This past week, reports have amassed on Russia increasing its deployment of troops near the Ukrainian border. It is estimated that this constitutes the largest deployment since Russia’s annexation of Crimea, with heavy equipment and artillery being towed from as far as Siberia. According to Russia’s deputy foreign minister Sergei Ryabkov, the build up is nothing more than an exercise but military experts say the troop movements paint a different picture.
Since the beginning of last week, there have been violent clashes between rioters and the police in Northern Ireland. The riots, in which all kinds of objects, including masonry, fireworks and even petrol bombs were thrown at the police, seem to have started in the city of Londonderry. From there, they spread to other parts of Northern Ireland, including the capital of Belfast. According to local media, no less than 70 police officers have been injured within the span of just eleven days.
Kurz is creating an Us (Eastern bloc plus Austria) vs. Them (western states like France, Germany) in the EU in his fight for the solidarity clause that should allow for a fairer distribution of vaccine doses to deprivileged countries. The problem: his own country is not actually suffering as much as others. With a vaccine progress of around 15.4% having received the first shot, Austria fares better than Germany, currently at 12.9%, and lies above EU average. So why is he doing this? And what exactly is happening anyway?
In 2020, 409 women were killed in Turkey and dozens of other women were found dead under suspicious circumstances. Since the beginning of this year , already 77 women have suffered the same fate – an unfortunate trend that most probably will continue throughout the upcoming months. These numbers should make everyone queasy, though apparently, they do not have the same effect on Erdogan and his political allies.
Spanish political scientist Martin Alberdi Rodriguez speaks, as always, about Europe with his frenemies and forbidden lovers Federico Giovannini and Jules Ortjens. The Italian Marxist philosopher and the Dutch local leader of pan-European party Volt rarely agree, except on the fact that we need to be speaking of Europe.
Last week, environmental organisations installed banners with the slogan “Vjosa river national park now” in front of famous monuments like the Eiffel Tower in Paris, the Brandenburger Tor in Berlin, and the EU Commission in Brussels calling for the preservation of the Albanian Vjosa river. NGOs want the river to get a ‘national park’ status before a new administration comes in.
Stricter rules are going to apply to European vaccine exports. The European Commission, yesterday, added the principles of reciprocity and proportionality to the transparency and authorisation mechanism (a mechanism that allows Member States to stop vaccine exports under certain conditions). The two new principles allow countries to look at how much the destination country is exporting itself and if the conditions in that country are better or worse than the EU’s.
The European Commission proposed its long-awaited Digital Green Certificate last week. The certificate, which is welcomed by countries that wish to open up their tourist sector this month but despised by anti-vax tweeters that think it’s the EU’s newest strategy to keep everyone prisoner, is meant to facilitate free movement again.
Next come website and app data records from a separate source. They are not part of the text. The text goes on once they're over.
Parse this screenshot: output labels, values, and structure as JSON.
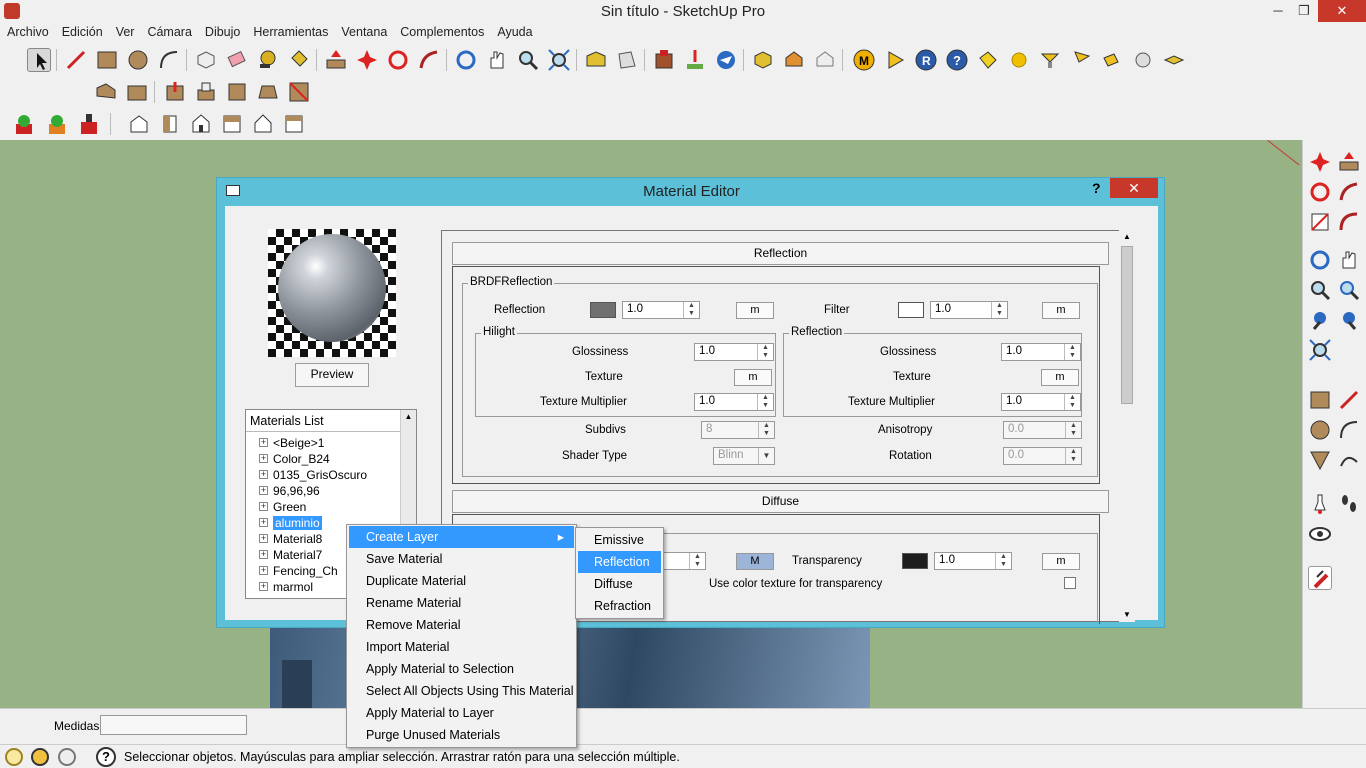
{
  "window": {
    "title": "Sin título - SketchUp Pro",
    "min": "─",
    "max": "❐",
    "close": "✕"
  },
  "menu": [
    "Archivo",
    "Edición",
    "Ver",
    "Cámara",
    "Dibujo",
    "Herramientas",
    "Ventana",
    "Complementos",
    "Ayuda"
  ],
  "dialog": {
    "title": "Material Editor",
    "help": "?",
    "close": "✕",
    "preview_button": "Preview",
    "materials_list_header": "Materials List",
    "materials": [
      "<Beige>1",
      "Color_B24",
      "0135_GrisOscuro",
      "96,96,96",
      "Green",
      "aluminio",
      "Material8",
      "Material7",
      "Fencing_Ch",
      "marmol"
    ],
    "selected_material": "aluminio",
    "sections": {
      "reflection": "Reflection",
      "diffuse": "Diffuse"
    },
    "brdf": {
      "group_label": "BRDFReflection",
      "reflection_label": "Reflection",
      "reflection_value": "1.0",
      "reflection_map": "m",
      "filter_label": "Filter",
      "filter_value": "1.0",
      "filter_map": "m",
      "hilight": {
        "label": "Hilight",
        "glossiness_label": "Glossiness",
        "glossiness_value": "1.0",
        "texture_label": "Texture",
        "texture_map": "m",
        "texmult_label": "Texture Multiplier",
        "texmult_value": "1.0"
      },
      "reflection_group": {
        "label": "Reflection",
        "glossiness_label": "Glossiness",
        "glossiness_value": "1.0",
        "texture_label": "Texture",
        "texture_map": "m",
        "texmult_label": "Texture Multiplier",
        "texmult_value": "1.0"
      },
      "subdivs_label": "Subdivs",
      "subdivs_value": "8",
      "anisotropy_label": "Anisotropy",
      "anisotropy_value": "0.0",
      "shader_type_label": "Shader Type",
      "shader_type_value": "Blinn",
      "rotation_label": "Rotation",
      "rotation_value": "0.0"
    },
    "diffuse": {
      "map_button": "M",
      "transparency_label": "Transparency",
      "transparency_value": "1.0",
      "transparency_map": "m",
      "use_color_texture_label": "Use color texture for transparency"
    }
  },
  "context_menu": {
    "items": [
      "Create Layer",
      "Save Material",
      "Duplicate Material",
      "Rename Material",
      "Remove Material",
      "Import Material",
      "Apply Material to Selection",
      "Select All Objects Using This Material",
      "Apply Material to Layer",
      "Purge Unused Materials"
    ],
    "submenu_arrow": "▸",
    "submenu": [
      "Emissive",
      "Reflection",
      "Diffuse",
      "Refraction"
    ],
    "highlighted_submenu": "Reflection"
  },
  "measure": {
    "label": "Medidas",
    "value": ""
  },
  "status": {
    "text": "Seleccionar objetos. Mayúsculas para ampliar selección. Arrastrar ratón para una selección múltiple."
  }
}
This comes after a period of rather restricted movement, with more and more Member States recently stopping travellers at the border.
The European Commission announced on Monday that it has sent a letter of formal notice to the government of the UK for the violation of the Protocol on Ireland and Northern Ireland, as well as the good faith obligation, which is part of the Brexit Withdrawal Agreement. With this step, the Commission has started the infringement procedure, which might eventually bring the UK before the European Court of Justice – if it does not take the necessary actions to prevent this.
The European Parliament voted yesterday to declare the whole European Union an LGBTIQ Freedom zone. The resolution, on which 492 MEPs voted in favour, 141 voted against and 46 abstained, comes as a response to the declaration of LGBTIQ-free zones in over a hundred Polish regions, counties and municipalities and is intended to put political pressure on states with illiberal tendencies.